Northern California – A Firefighter and a bulldozer operator have been killed in raging NorCal fires which have destroyed nearly 45,000 acres and countless homes, with only 3% containment.
It was the second firefighting death in California in recent weeks. Braden Varney, a bulldozer operator with Cal Fire, died fighting the Ferguson fire near Yosemite.
Today, authorities announced another firefighter was killed battling the Redding blaze.
The LA Times reports that Rick Plummer, director of marketing for Dignity Health’s Mercy Medical Center in Redding, said he left the Carr fire command post about 11 p.m. Thursday and arrived home to find a wall of flames a half-mile away and closing in. He was told to pack up and leave and spent the night sleeping on an air mattress in his office, he said. It was the first time he’s experienced an evacuation order.

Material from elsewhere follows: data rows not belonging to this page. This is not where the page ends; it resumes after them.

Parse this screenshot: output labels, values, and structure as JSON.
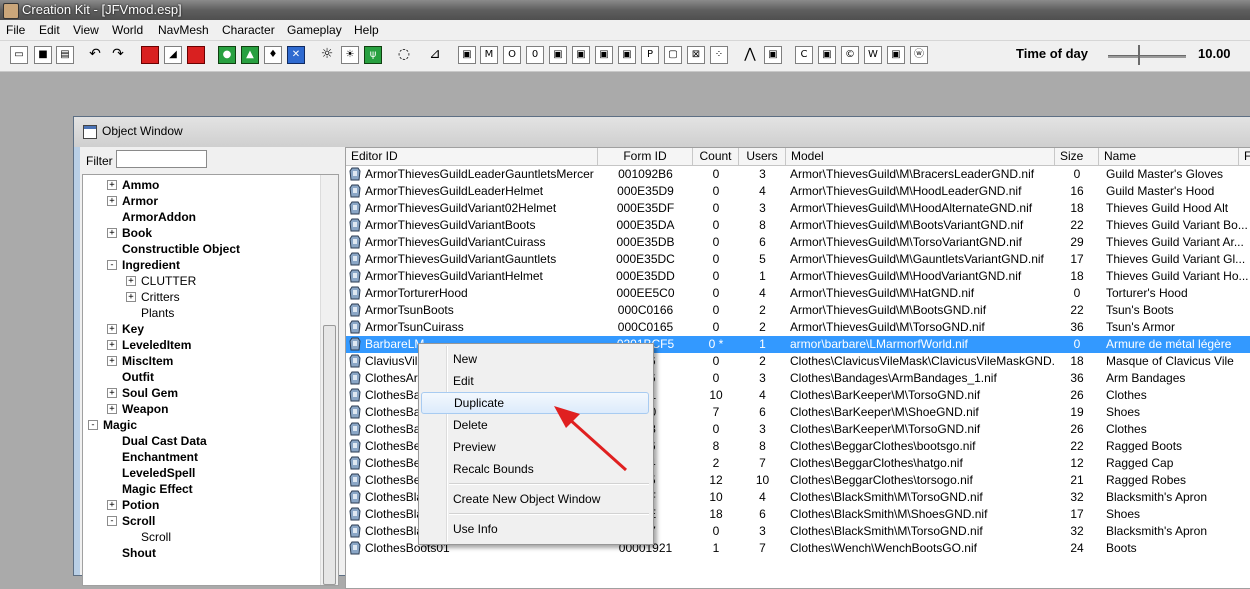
{
  "app": {
    "title": "Creation Kit - [JFVmod.esp]"
  },
  "menu": [
    "File",
    "Edit",
    "View",
    "World",
    "NavMesh",
    "Character",
    "Gameplay",
    "Help"
  ],
  "toolbar": {
    "time_of_day_label": "Time of day",
    "time_of_day_value": "10.00",
    "time_of_day_position": 0.4,
    "button_glyphs": [
      "M",
      "O",
      "0",
      "P",
      "C",
      "W"
    ]
  },
  "object_window": {
    "title": "Object Window",
    "filter_label": "Filter",
    "filter_value": "",
    "tree": [
      {
        "label": "Ammo",
        "expander": "+"
      },
      {
        "label": "Armor",
        "expander": "+"
      },
      {
        "label": "ArmorAddon",
        "expander": ""
      },
      {
        "label": "Book",
        "expander": "+"
      },
      {
        "label": "Constructible Object",
        "expander": ""
      },
      {
        "label": "Ingredient",
        "expander": "-"
      },
      {
        "label": "CLUTTER",
        "expander": "+"
      },
      {
        "label": "Critters",
        "expander": "+"
      },
      {
        "label": "Plants",
        "expander": ""
      },
      {
        "label": "Key",
        "expander": "+"
      },
      {
        "label": "LeveledItem",
        "expander": "+"
      },
      {
        "label": "MiscItem",
        "expander": "+"
      },
      {
        "label": "Outfit",
        "expander": ""
      },
      {
        "label": "Soul Gem",
        "expander": "+"
      },
      {
        "label": "Weapon",
        "expander": "+"
      },
      {
        "label": "Magic",
        "expander": "-"
      },
      {
        "label": "Dual Cast Data",
        "expander": ""
      },
      {
        "label": "Enchantment",
        "expander": ""
      },
      {
        "label": "LeveledSpell",
        "expander": ""
      },
      {
        "label": "Magic Effect",
        "expander": ""
      },
      {
        "label": "Potion",
        "expander": "+"
      },
      {
        "label": "Scroll",
        "expander": "-"
      },
      {
        "label": "Scroll",
        "expander": ""
      },
      {
        "label": "Shout",
        "expander": ""
      }
    ],
    "columns": [
      "Editor ID",
      "Form ID",
      "Count",
      "Users",
      "Model",
      "Size",
      "Name",
      "F"
    ],
    "rows": [
      {
        "id": "ArmorThievesGuildLeaderGauntletsMercer",
        "form": "001092B6",
        "count": "0",
        "users": "3",
        "model": "Armor\\ThievesGuild\\M\\BracersLeaderGND.nif",
        "size": "0",
        "name": "Guild Master's Gloves"
      },
      {
        "id": "ArmorThievesGuildLeaderHelmet",
        "form": "000E35D9",
        "count": "0",
        "users": "4",
        "model": "Armor\\ThievesGuild\\M\\HoodLeaderGND.nif",
        "size": "16",
        "name": "Guild Master's Hood"
      },
      {
        "id": "ArmorThievesGuildVariant02Helmet",
        "form": "000E35DF",
        "count": "0",
        "users": "3",
        "model": "Armor\\ThievesGuild\\M\\HoodAlternateGND.nif",
        "size": "18",
        "name": "Thieves Guild Hood Alt"
      },
      {
        "id": "ArmorThievesGuildVariantBoots",
        "form": "000E35DA",
        "count": "0",
        "users": "8",
        "model": "Armor\\ThievesGuild\\M\\BootsVariantGND.nif",
        "size": "22",
        "name": "Thieves Guild Variant Bo..."
      },
      {
        "id": "ArmorThievesGuildVariantCuirass",
        "form": "000E35DB",
        "count": "0",
        "users": "6",
        "model": "Armor\\ThievesGuild\\M\\TorsoVariantGND.nif",
        "size": "29",
        "name": "Thieves Guild Variant Ar..."
      },
      {
        "id": "ArmorThievesGuildVariantGauntlets",
        "form": "000E35DC",
        "count": "0",
        "users": "5",
        "model": "Armor\\ThievesGuild\\M\\GauntletsVariantGND.nif",
        "size": "17",
        "name": "Thieves Guild Variant Gl..."
      },
      {
        "id": "ArmorThievesGuildVariantHelmet",
        "form": "000E35DD",
        "count": "0",
        "users": "1",
        "model": "Armor\\ThievesGuild\\M\\HoodVariantGND.nif",
        "size": "18",
        "name": "Thieves Guild Variant Ho..."
      },
      {
        "id": "ArmorTorturerHood",
        "form": "000EE5C0",
        "count": "0",
        "users": "4",
        "model": "Armor\\ThievesGuild\\M\\HatGND.nif",
        "size": "0",
        "name": "Torturer's Hood"
      },
      {
        "id": "ArmorTsunBoots",
        "form": "000C0166",
        "count": "0",
        "users": "2",
        "model": "Armor\\ThievesGuild\\M\\BootsGND.nif",
        "size": "22",
        "name": "Tsun's Boots"
      },
      {
        "id": "ArmorTsunCuirass",
        "form": "000C0165",
        "count": "0",
        "users": "2",
        "model": "Armor\\ThievesGuild\\M\\TorsoGND.nif",
        "size": "36",
        "name": "Tsun's Armor"
      },
      {
        "id": "BarbareLM",
        "form": "0201BCF5",
        "count": "0 *",
        "users": "1",
        "model": "armor\\barbare\\LMarmorfWorld.nif",
        "size": "0",
        "name": "Armure de métal légère",
        "selected": true
      },
      {
        "id": "ClaviusVil",
        "form": "846",
        "count": "0",
        "users": "2",
        "model": "Clothes\\ClavicusVileMask\\ClavicusVileMaskGND.nif",
        "size": "18",
        "name": "Masque of Clavicus Vile"
      },
      {
        "id": "ClothesArm",
        "form": "006",
        "count": "0",
        "users": "3",
        "model": "Clothes\\Bandages\\ArmBandages_1.nif",
        "size": "36",
        "name": "Arm Bandages"
      },
      {
        "id": "ClothesBar",
        "form": "6A1",
        "count": "10",
        "users": "4",
        "model": "Clothes\\BarKeeper\\M\\TorsoGND.nif",
        "size": "26",
        "name": "Clothes"
      },
      {
        "id": "ClothesBar",
        "form": "6A0",
        "count": "7",
        "users": "6",
        "model": "Clothes\\BarKeeper\\M\\ShoeGND.nif",
        "size": "19",
        "name": "Shoes"
      },
      {
        "id": "ClothesBar",
        "form": "F38",
        "count": "0",
        "users": "3",
        "model": "Clothes\\BarKeeper\\M\\TorsoGND.nif",
        "size": "26",
        "name": "Clothes"
      },
      {
        "id": "ClothesBeg",
        "form": "106",
        "count": "8",
        "users": "8",
        "model": "Clothes\\BeggarClothes\\bootsgo.nif",
        "size": "22",
        "name": "Ragged Boots"
      },
      {
        "id": "ClothesBeg",
        "form": "104",
        "count": "2",
        "users": "7",
        "model": "Clothes\\BeggarClothes\\hatgo.nif",
        "size": "12",
        "name": "Ragged Cap"
      },
      {
        "id": "ClothesBeg",
        "form": "105",
        "count": "12",
        "users": "10",
        "model": "Clothes\\BeggarClothes\\torsogo.nif",
        "size": "21",
        "name": "Ragged Robes"
      },
      {
        "id": "ClothesBla",
        "form": "69F",
        "count": "10",
        "users": "4",
        "model": "Clothes\\BlackSmith\\M\\TorsoGND.nif",
        "size": "32",
        "name": "Blacksmith's Apron"
      },
      {
        "id": "ClothesBla",
        "form": "69E",
        "count": "18",
        "users": "6",
        "model": "Clothes\\BlackSmith\\M\\ShoesGND.nif",
        "size": "17",
        "name": "Shoes"
      },
      {
        "id": "ClothesBla",
        "form": "F37",
        "count": "0",
        "users": "3",
        "model": "Clothes\\BlackSmith\\M\\TorsoGND.nif",
        "size": "32",
        "name": "Blacksmith's Apron"
      },
      {
        "id": "ClothesBoots01",
        "form": "00001921",
        "count": "1",
        "users": "7",
        "model": "Clothes\\Wench\\WenchBootsGO.nif",
        "size": "24",
        "name": "Boots"
      }
    ]
  },
  "context_menu": {
    "items": [
      "New",
      "Edit",
      "Duplicate",
      "Delete",
      "Preview",
      "Recalc Bounds",
      "Create New Object Window",
      "Use Info"
    ],
    "highlighted": "Duplicate"
  },
  "colors": {
    "selection": "#3399ff",
    "annotation_arrow": "#e02020"
  }
}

Plummer said doctors, nurses, and hospital administrators worked through the night even as they got word their own homes had burned.
A second night of dry, powerful winds pushed flames over the Sacramento River into western Redding and north toward the city of Shasta Lake.
Mercy Medical Center has spent the last day preparing to evacuate, Plummer said. Five babies in the neonatal intensive care unit were taken to hospitals in Davis and Sacramento as a precaution, and strike teams of ambulances are on standby.
As of Friday morning, the hospital was still open and treating patients. Several civilians and firefighters were treated for burns there Thursday night, Plummer said.
A local television station, KRCR News, cut off its live coverage so anchors and other employees could evacuate the studio.
Last fall, Northern California’s wine country was hit by the most destructive fires on record, destroying thousands of homes and killing dozens of residents. In December, the Thomas fire tore through Ventura and Santa Barbara counties, becoming the largest single fire in state history.
Officials said there was little firefighters could do as the Carr fire swept into Redding amid triple-digit temperatures and strong winds.